(Records excerpted from a collection)
▼
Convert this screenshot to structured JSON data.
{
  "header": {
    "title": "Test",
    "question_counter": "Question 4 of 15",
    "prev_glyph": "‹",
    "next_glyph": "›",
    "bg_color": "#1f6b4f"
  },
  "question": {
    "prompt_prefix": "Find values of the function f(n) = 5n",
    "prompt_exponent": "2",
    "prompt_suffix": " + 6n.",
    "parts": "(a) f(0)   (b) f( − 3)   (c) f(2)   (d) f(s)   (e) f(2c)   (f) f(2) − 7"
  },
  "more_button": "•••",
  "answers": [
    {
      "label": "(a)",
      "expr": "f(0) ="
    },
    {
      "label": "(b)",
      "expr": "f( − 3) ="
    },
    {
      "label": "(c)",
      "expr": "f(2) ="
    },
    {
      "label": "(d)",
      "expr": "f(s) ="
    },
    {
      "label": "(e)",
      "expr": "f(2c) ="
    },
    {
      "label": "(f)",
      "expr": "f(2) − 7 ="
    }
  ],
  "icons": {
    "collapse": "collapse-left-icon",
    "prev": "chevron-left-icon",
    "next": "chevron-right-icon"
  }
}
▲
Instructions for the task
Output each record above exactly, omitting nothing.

Output of the task
Convert this screenshot to structured JSON data.
{
  "header": {
    "title": "Test",
    "question_counter": "Question 4 of 15",
    "prev_glyph": "‹",
    "next_glyph": "›",
    "bg_color": "#1f6b4f"
  },
  "question": {
    "prompt_prefix": "Find values of the function f(n) = 5n",
    "prompt_exponent": "2",
    "prompt_suffix": " + 6n.",
    "parts": "(a) f(0)   (b) f( − 3)   (c) f(2)   (d) f(s)   (e) f(2c)   (f) f(2) − 7"
  },
  "more_button": "•••",
  "answers": [
    {
      "label": "(a)",
      "expr": "f(0) ="
    },
    {
      "label": "(b)",
      "expr": "f( − 3) ="
    },
    {
      "label": "(c)",
      "expr": "f(2) ="
    },
    {
      "label": "(d)",
      "expr": "f(s) ="
    },
    {
      "label": "(e)",
      "expr": "f(2c) ="
    },
    {
      "label": "(f)",
      "expr": "f(2) − 7 ="
    }
  ],
  "icons": {
    "collapse": "collapse-left-icon",
    "prev": "chevron-left-icon",
    "next": "chevron-right-icon"
  }
}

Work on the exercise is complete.